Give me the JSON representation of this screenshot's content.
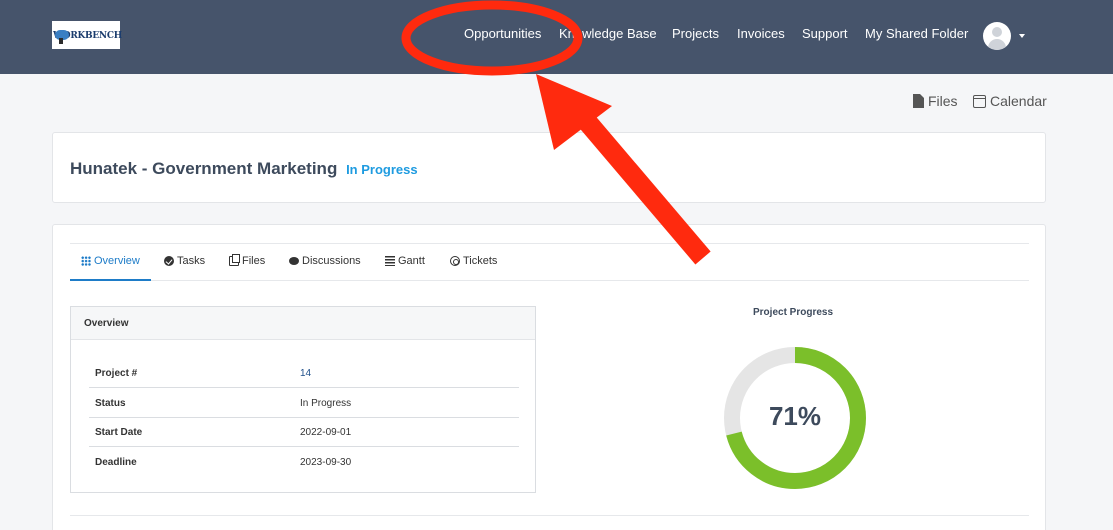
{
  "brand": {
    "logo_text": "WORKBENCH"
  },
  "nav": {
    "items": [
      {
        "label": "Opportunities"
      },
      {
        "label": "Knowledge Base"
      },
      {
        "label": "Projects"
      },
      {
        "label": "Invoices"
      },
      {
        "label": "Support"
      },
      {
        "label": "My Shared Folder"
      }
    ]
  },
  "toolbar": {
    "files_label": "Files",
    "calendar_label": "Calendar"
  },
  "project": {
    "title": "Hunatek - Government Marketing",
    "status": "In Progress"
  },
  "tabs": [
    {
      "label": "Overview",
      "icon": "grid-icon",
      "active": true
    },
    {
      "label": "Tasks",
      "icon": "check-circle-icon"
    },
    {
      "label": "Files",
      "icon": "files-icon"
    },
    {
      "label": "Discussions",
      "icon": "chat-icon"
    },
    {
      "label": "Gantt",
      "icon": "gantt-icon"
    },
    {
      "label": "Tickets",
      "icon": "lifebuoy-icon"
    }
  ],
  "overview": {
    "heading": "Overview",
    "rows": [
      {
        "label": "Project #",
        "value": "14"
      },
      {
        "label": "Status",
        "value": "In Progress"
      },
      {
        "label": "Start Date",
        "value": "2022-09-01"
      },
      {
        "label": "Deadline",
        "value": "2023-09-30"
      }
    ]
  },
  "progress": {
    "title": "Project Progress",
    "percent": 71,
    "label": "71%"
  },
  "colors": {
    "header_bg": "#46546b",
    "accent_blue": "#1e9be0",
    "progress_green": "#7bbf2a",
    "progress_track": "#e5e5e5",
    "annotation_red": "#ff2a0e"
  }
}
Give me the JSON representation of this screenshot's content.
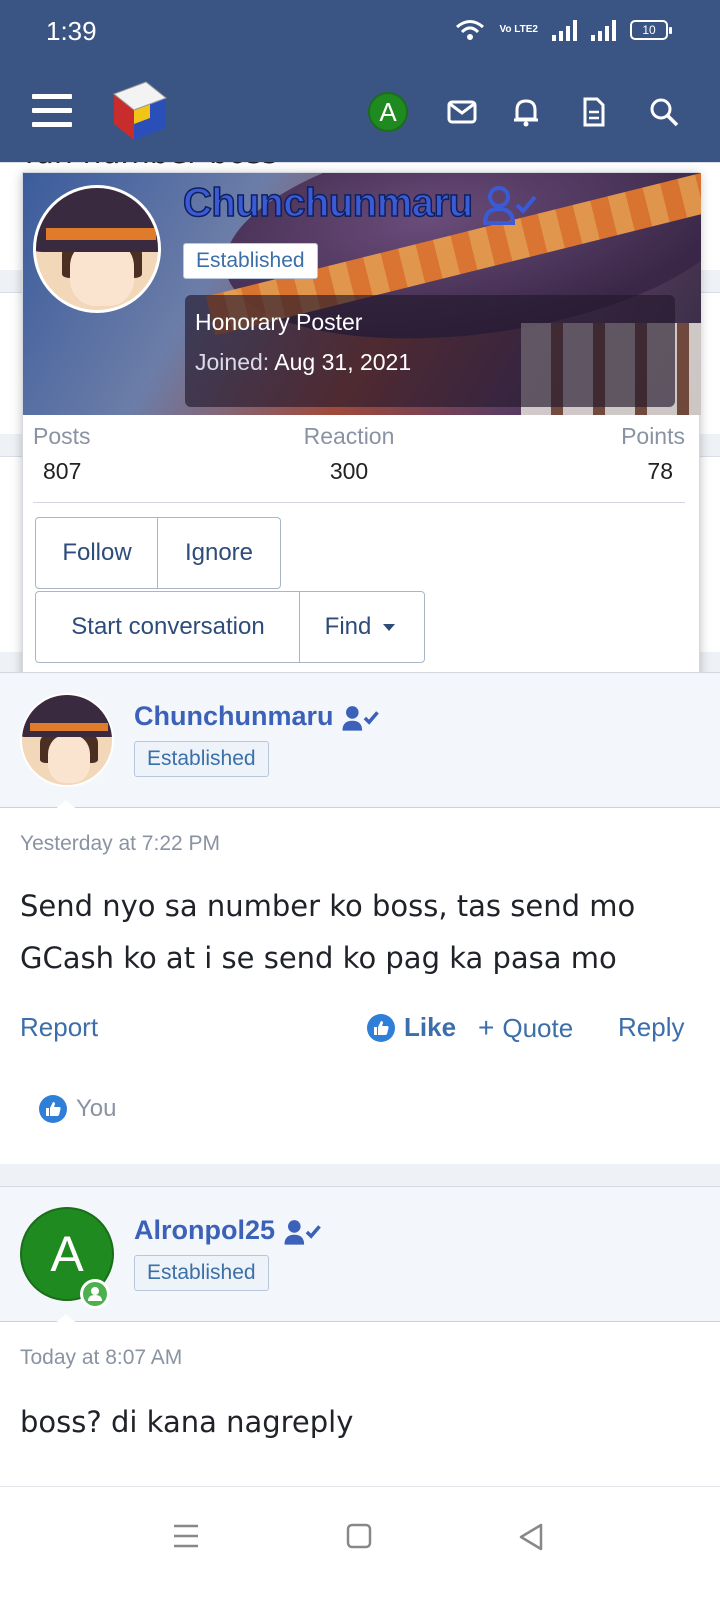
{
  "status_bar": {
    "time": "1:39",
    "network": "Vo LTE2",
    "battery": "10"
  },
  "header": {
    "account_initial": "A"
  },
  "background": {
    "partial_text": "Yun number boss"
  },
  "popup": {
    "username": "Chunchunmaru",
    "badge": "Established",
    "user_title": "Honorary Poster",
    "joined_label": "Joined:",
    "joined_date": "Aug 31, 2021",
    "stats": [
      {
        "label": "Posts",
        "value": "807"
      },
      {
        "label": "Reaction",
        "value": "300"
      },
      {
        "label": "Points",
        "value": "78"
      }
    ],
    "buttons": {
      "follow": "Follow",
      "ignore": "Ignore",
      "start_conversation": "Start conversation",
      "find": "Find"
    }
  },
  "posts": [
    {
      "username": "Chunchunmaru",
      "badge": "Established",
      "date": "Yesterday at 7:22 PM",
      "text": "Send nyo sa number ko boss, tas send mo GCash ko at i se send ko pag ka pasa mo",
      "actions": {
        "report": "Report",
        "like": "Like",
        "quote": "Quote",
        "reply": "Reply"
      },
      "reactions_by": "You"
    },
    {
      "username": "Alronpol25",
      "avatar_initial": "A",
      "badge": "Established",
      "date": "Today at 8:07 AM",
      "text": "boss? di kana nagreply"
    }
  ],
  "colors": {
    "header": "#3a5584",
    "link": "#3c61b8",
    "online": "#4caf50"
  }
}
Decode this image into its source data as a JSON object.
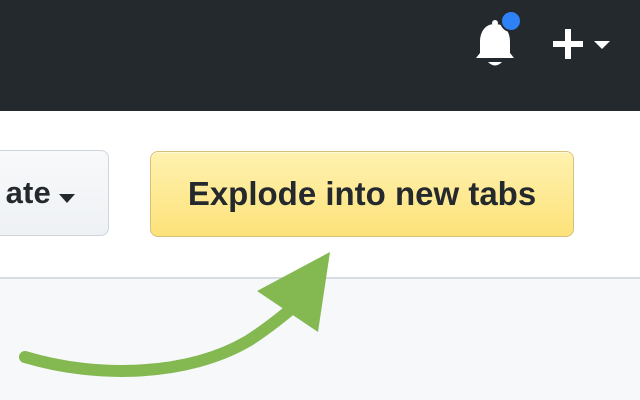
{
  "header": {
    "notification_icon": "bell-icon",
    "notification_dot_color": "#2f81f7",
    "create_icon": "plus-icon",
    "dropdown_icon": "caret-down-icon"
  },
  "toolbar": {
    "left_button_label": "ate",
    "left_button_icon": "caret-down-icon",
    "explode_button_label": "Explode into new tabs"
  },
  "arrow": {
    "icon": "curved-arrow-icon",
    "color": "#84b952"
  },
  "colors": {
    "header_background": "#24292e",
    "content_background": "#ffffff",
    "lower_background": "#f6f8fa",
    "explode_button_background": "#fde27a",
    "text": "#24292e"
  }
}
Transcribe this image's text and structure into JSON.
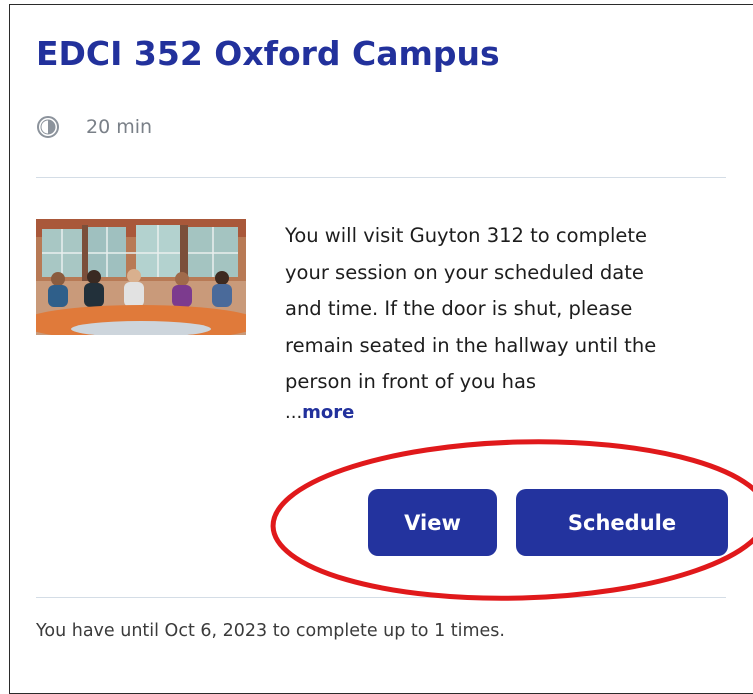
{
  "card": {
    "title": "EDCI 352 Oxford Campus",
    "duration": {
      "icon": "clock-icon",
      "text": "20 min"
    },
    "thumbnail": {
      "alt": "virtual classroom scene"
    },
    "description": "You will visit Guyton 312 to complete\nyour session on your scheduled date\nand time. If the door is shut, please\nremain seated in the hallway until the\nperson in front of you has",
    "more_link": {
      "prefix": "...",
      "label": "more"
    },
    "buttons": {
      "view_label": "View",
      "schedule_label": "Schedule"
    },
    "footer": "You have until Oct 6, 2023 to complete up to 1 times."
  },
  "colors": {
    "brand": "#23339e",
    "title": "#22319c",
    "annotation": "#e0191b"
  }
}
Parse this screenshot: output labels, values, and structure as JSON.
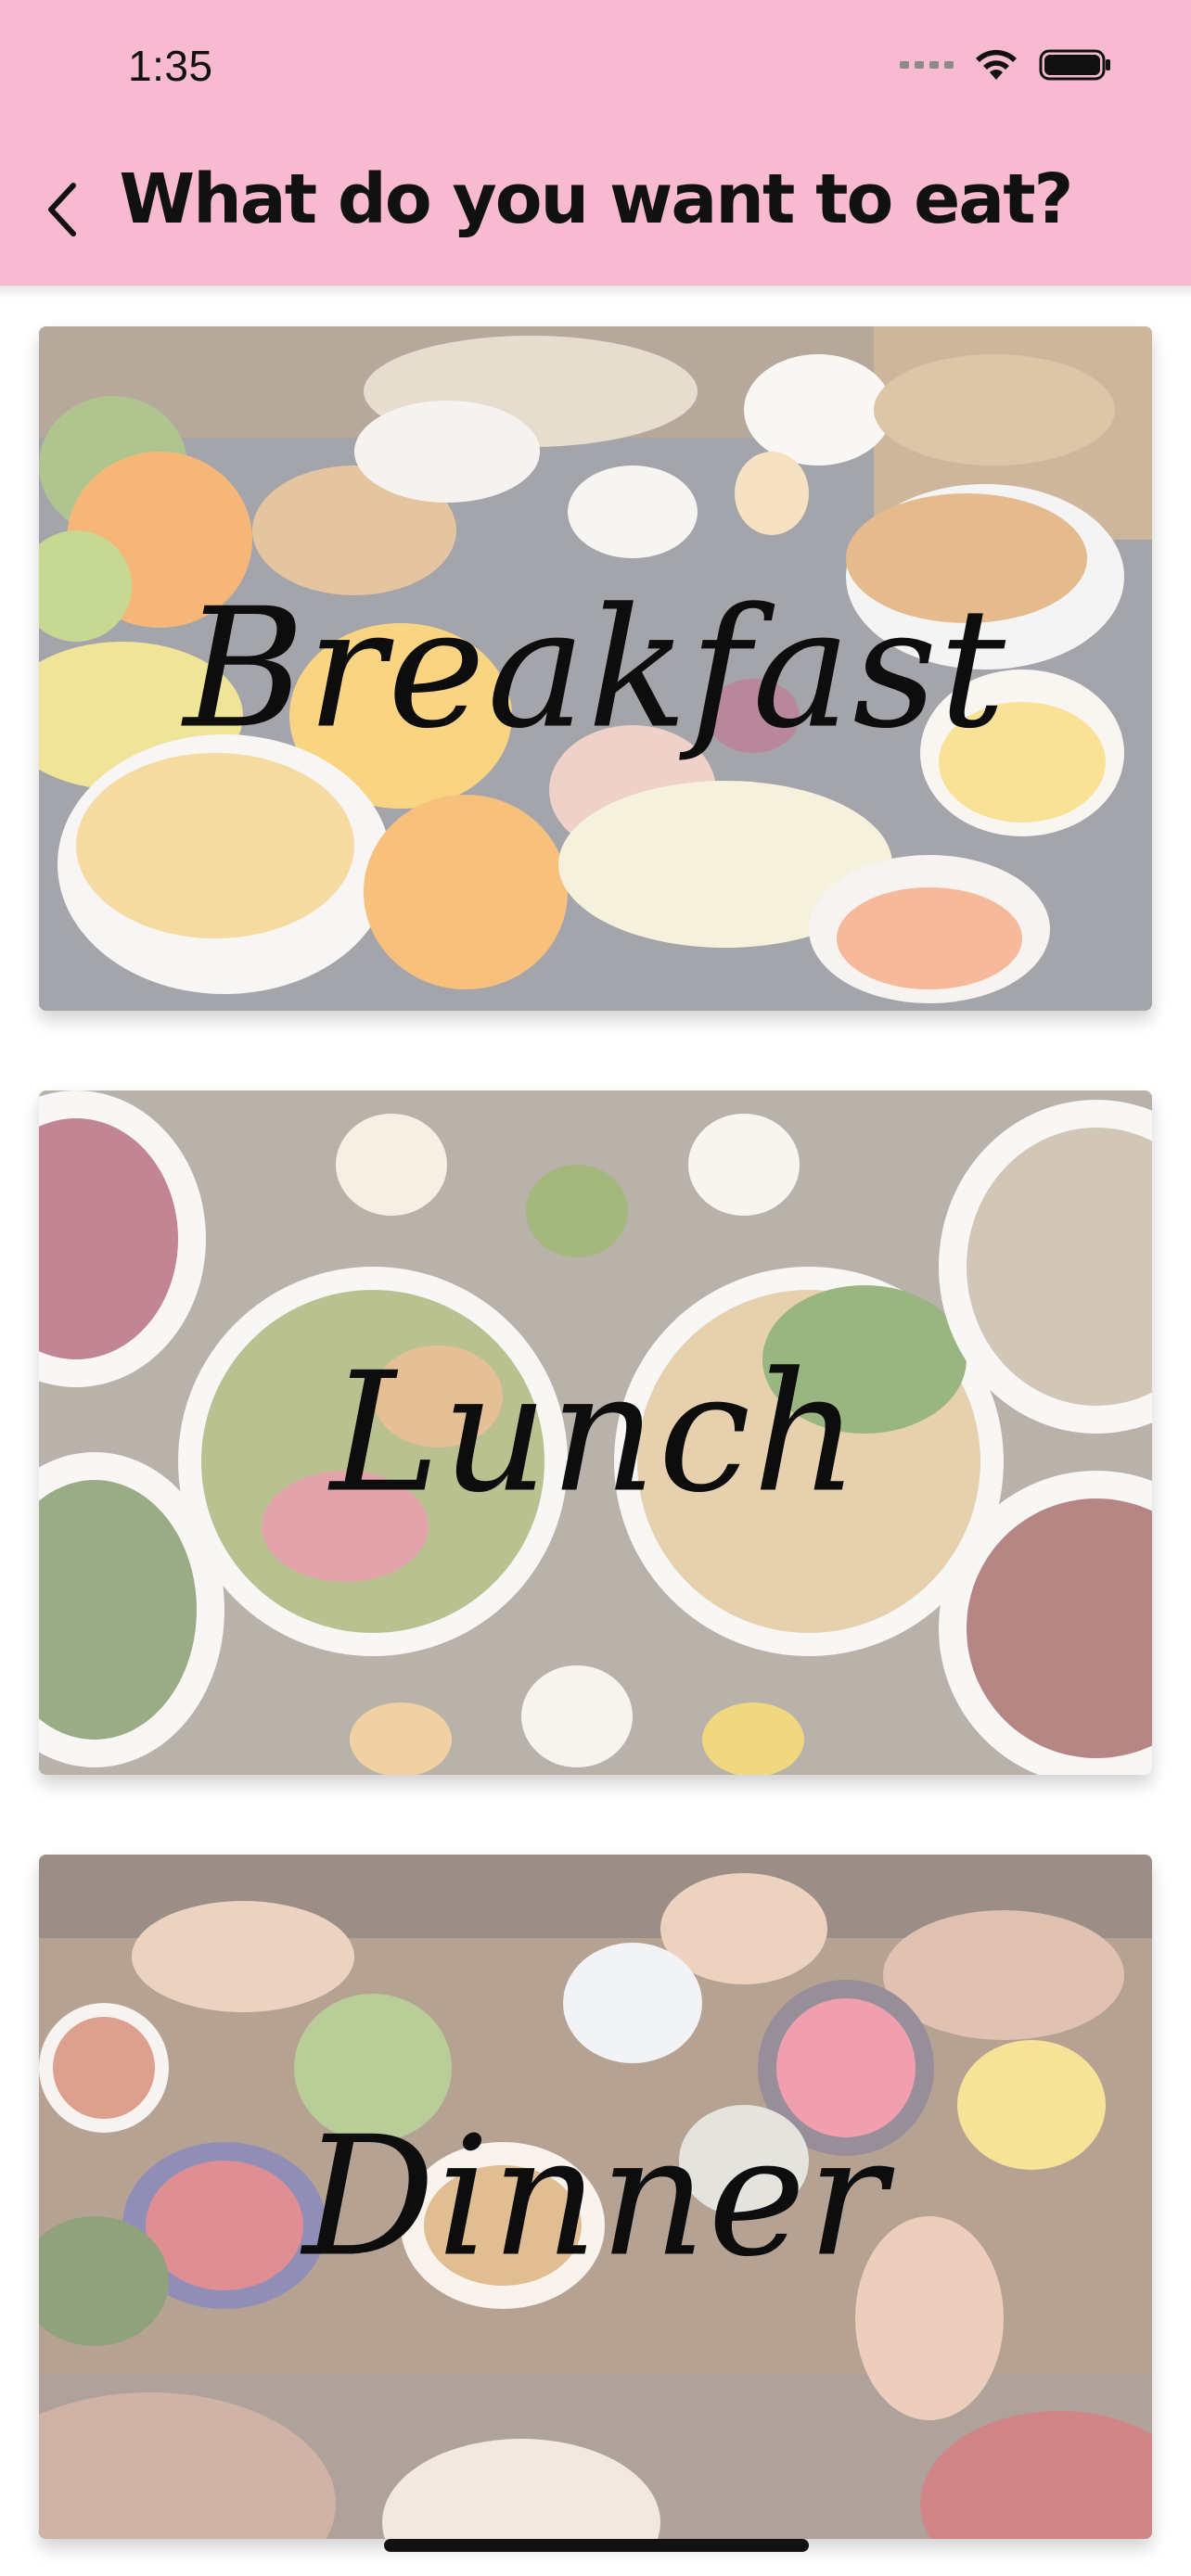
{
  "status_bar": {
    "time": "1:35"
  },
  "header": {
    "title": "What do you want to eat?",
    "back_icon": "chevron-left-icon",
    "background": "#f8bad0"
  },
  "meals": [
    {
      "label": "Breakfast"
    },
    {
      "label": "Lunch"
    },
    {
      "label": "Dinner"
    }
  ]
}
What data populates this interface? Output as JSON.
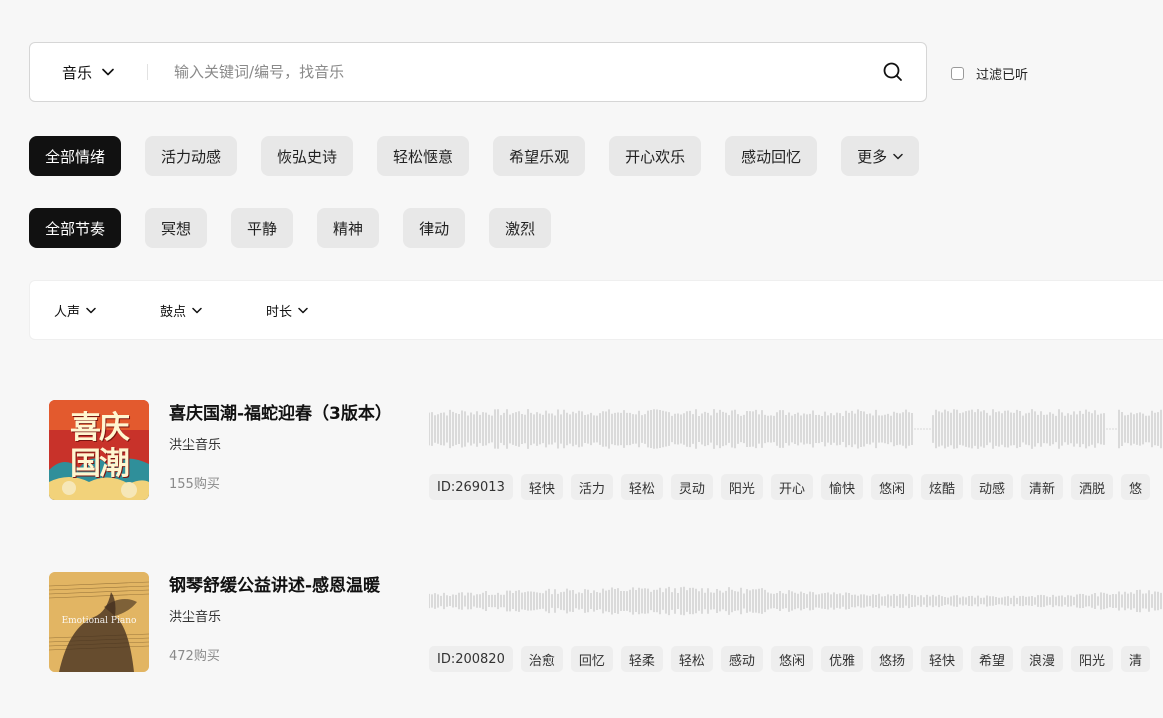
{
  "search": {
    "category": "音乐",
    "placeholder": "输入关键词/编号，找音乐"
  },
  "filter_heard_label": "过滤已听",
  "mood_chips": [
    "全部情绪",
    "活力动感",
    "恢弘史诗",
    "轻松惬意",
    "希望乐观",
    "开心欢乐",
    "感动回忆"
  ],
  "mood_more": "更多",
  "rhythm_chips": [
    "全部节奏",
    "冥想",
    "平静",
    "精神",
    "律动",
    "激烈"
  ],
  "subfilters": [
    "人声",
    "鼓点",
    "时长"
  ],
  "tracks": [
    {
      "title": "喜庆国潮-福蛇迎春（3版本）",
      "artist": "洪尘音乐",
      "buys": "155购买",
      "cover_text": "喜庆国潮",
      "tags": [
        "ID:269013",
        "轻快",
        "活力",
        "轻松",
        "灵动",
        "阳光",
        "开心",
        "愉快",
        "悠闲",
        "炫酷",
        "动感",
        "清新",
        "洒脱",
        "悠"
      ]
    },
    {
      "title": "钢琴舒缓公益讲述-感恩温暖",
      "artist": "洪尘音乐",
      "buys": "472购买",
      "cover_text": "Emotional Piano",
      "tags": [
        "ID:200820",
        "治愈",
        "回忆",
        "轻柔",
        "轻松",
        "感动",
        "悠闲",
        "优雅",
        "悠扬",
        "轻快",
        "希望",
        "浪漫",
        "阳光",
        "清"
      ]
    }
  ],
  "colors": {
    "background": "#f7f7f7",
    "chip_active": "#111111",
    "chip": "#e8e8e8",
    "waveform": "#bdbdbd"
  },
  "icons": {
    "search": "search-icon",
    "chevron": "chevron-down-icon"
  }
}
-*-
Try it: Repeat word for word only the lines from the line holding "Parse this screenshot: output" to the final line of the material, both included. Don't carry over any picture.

Reply to the task:
Parse this screenshot: output labels, values, and structure as JSON.
{
  "status_bar": {
    "time": "1:35"
  },
  "header": {
    "title": "What do you want to eat?",
    "back_icon": "chevron-left-icon",
    "background": "#f8bad0"
  },
  "meals": [
    {
      "label": "Breakfast"
    },
    {
      "label": "Lunch"
    },
    {
      "label": "Dinner"
    }
  ]
}
What data populates this interface? Output as JSON.
{
  "search": {
    "category": "音乐",
    "placeholder": "输入关键词/编号，找音乐"
  },
  "filter_heard_label": "过滤已听",
  "mood_chips": [
    "全部情绪",
    "活力动感",
    "恢弘史诗",
    "轻松惬意",
    "希望乐观",
    "开心欢乐",
    "感动回忆"
  ],
  "mood_more": "更多",
  "rhythm_chips": [
    "全部节奏",
    "冥想",
    "平静",
    "精神",
    "律动",
    "激烈"
  ],
  "subfilters": [
    "人声",
    "鼓点",
    "时长"
  ],
  "tracks": [
    {
      "title": "喜庆国潮-福蛇迎春（3版本）",
      "artist": "洪尘音乐",
      "buys": "155购买",
      "cover_text": "喜庆国潮",
      "tags": [
        "ID:269013",
        "轻快",
        "活力",
        "轻松",
        "灵动",
        "阳光",
        "开心",
        "愉快",
        "悠闲",
        "炫酷",
        "动感",
        "清新",
        "洒脱",
        "悠"
      ]
    },
    {
      "title": "钢琴舒缓公益讲述-感恩温暖",
      "artist": "洪尘音乐",
      "buys": "472购买",
      "cover_text": "Emotional Piano",
      "tags": [
        "ID:200820",
        "治愈",
        "回忆",
        "轻柔",
        "轻松",
        "感动",
        "悠闲",
        "优雅",
        "悠扬",
        "轻快",
        "希望",
        "浪漫",
        "阳光",
        "清"
      ]
    }
  ],
  "colors": {
    "background": "#f7f7f7",
    "chip_active": "#111111",
    "chip": "#e8e8e8",
    "waveform": "#bdbdbd"
  },
  "icons": {
    "search": "search-icon",
    "chevron": "chevron-down-icon"
  }
}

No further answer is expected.